Eakin, B. A. (1975). An empirical study of the effect of leadership influence on decision outcomes in different sized jury panels. Kansas Journal of Sociology, 11, 109-126.
An experiment was conducted to investigate the effect of direction of leadership influence on decision outcomes requiring a large consensus in groups of six and twelve members. The need for this empirical research was prompted by the recent Supreme Court decision to reduce the size of juries from twelve to six members. One hundred and sixty subjects were randomly assigned to high and low leadership influence in six and twelve member panels and asked to deliberate as jurors on a civil suit. The findings were as follows: (1) direction of leadership had substantial impact on decision outcome, regardless of group size, and (2) leadership in the low direction, i.e., pressure toward lesser monetary compensation, tended to be more successful than toward high compensation.

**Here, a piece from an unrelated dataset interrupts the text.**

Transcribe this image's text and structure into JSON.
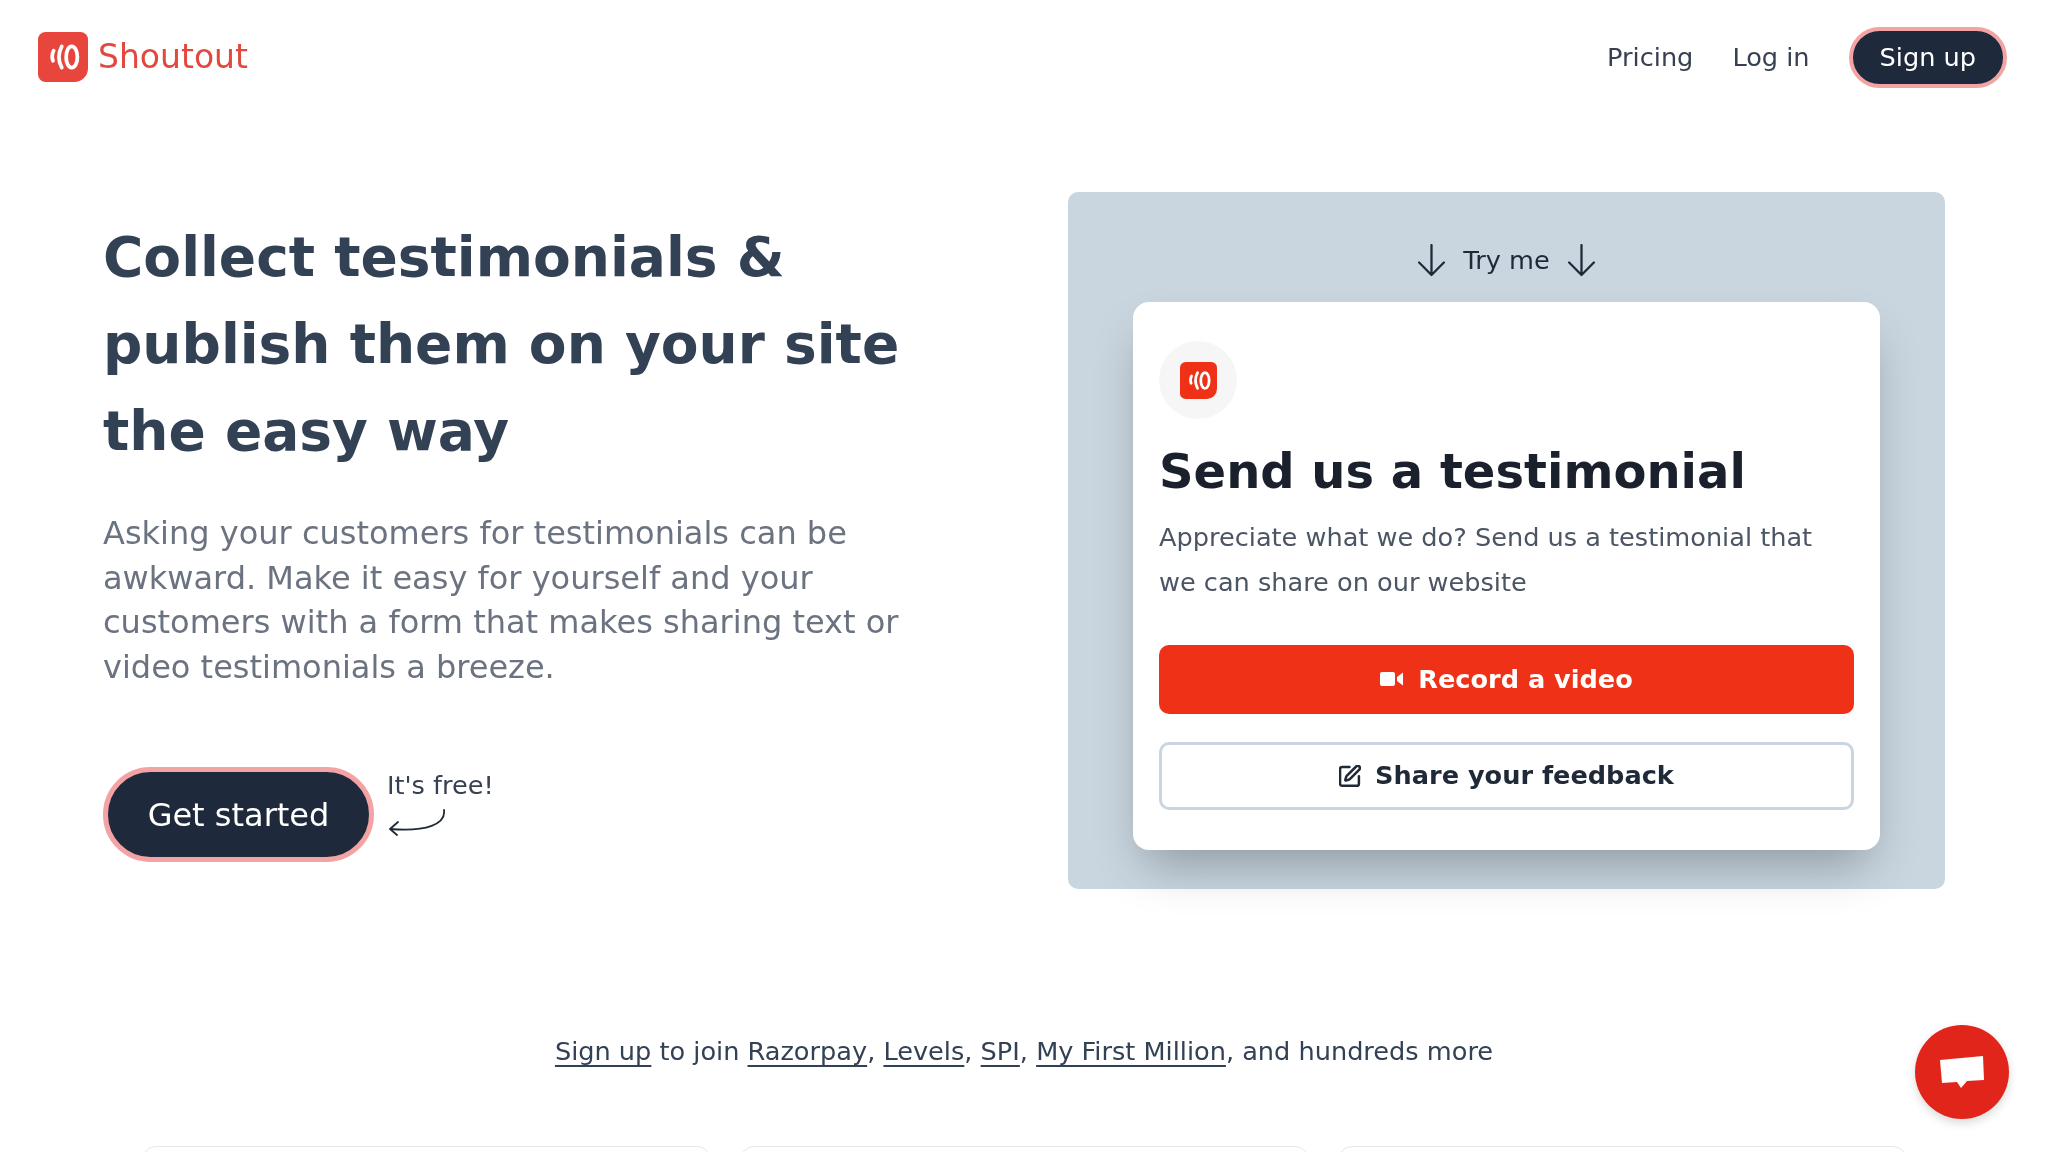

Though these findings are supportive of recent jury reform, some new questions as to the role of leadership in decision making groups such as juries are raised.
Strong effect of confederate foreperson advocacy on damages regardless of jury size; confederates more effective in arguing for lower (as opposed to higher) damage awards.